"Also, the fact that players know they have more matches in which to showcase their skills is a huge plus. That is going to make them feel at ease. Some 15-20 years back, when the tours were far fewer, some players went an entire series without getting a single game. Today, they know that they will get a break, that they are in the scheme for the forthcoming series, be it at home or away. The programming is such that in the next 12 months, there will be 3-4 series, so the player doesn't have to worry about having limited chances to catch the eye. When that pressure is lifted, it is a whole different ball game. What they make of the opportunities is up to them, but they know that they are not just going to be there as passengers. That is half the battle won."

 

 

Captaincy at the junior grades is a tricky exercise. Coaches often tend to lead by remote control, but Raman is a firm believer that leaders must be encouraged to be themselves, even if that means the odd mistake or two. "I for one believe they should be led to take their own decisions," he insists. "They must be allowed to make their own mistakes, and the rectifications can later on. Once that is brought to their attention, they will not repeat the error. What they pick up by being allowed to learn on their own will last a lifetime. I am not a great fan of spoon-feeding them; if they have to learn hard lessons, so be it."

 

 

There has been a steady stream of impressive spinners - Siddharth Desai and Harsh Tyagi, the two left-armers, spearheaded India's Asia Cup success. Raman, himself a no mean left-arm spinner in his formative years before back injuries forced him to put that discipline in cold storage, is evidently delighted at the resources at the team's disposal. "It is definitely good to see young spinners play a big role. Not just in the Asia Cup, but also in England (last year) and Sri Lanka as well in four-day games. Let's face it - if we are talking about protecting the longer version, we need spinners to be coming through. Otherwise, Test cricket can't survive. It's also good to know that youngsters are willing to bowl spin in an era where it is easy to believe that there is no place for spin, given the profusion of limited-overs cricket. That's a great sign, that we have a lot of young spinners around the country."

 

Share this post
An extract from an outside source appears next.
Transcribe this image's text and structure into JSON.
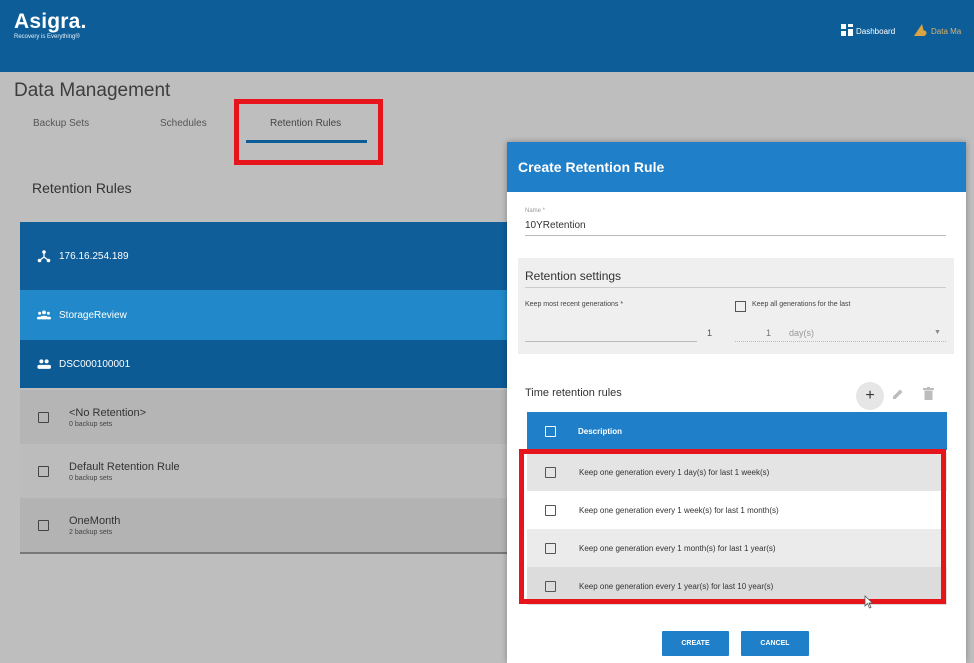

Link to post

More exchange programs with England, where young batsmen learn to play the moving ball from a young age, is something I would like to see.

 

Pacers too learn to bowl more attacking lines and lengths when the ball is moving a bit.

Share this post


Link to post

Good heart-warming article.

It's good to see few good men who genuinely care about the welfare of Indian cricket without any hidden agenda.

 

Just look at the contrast between Dravid the coach and  8 Crore Cheerleading Queen Head Coach of Men's team. Greatest scam in the history of Indian cricket. Makes my blood boil at the brat who got rid of Kumble.

Share this post


Link to post
Good heart-warming article.
It's good to see few good men who genuinely care about the welfare of Indian cricket without any hidden agenda.
 
Just look at the contrast between Dravid the coach and  8 Crore Cheerleading Queen Head Coach of Men's team. Greatest scam in the history of Indian cricket. Makes my blood boil at the brat who got rid of Kumble.
Don't worry all these junior cricketers will become clowns after they graduate to the senior team.



Sent from my CPH1609 using Tapatalk

Share this post


Link to post

Create an account or sign in to comment

You need to be a member in order to leave a comment

Create an account

Sign up for a new account in our community. It's easy!

Register a new account

Sign in

Already have an account? Sign in here.

Sign In Now
Sign in to follow this  

Guest, sign in to access all features.

×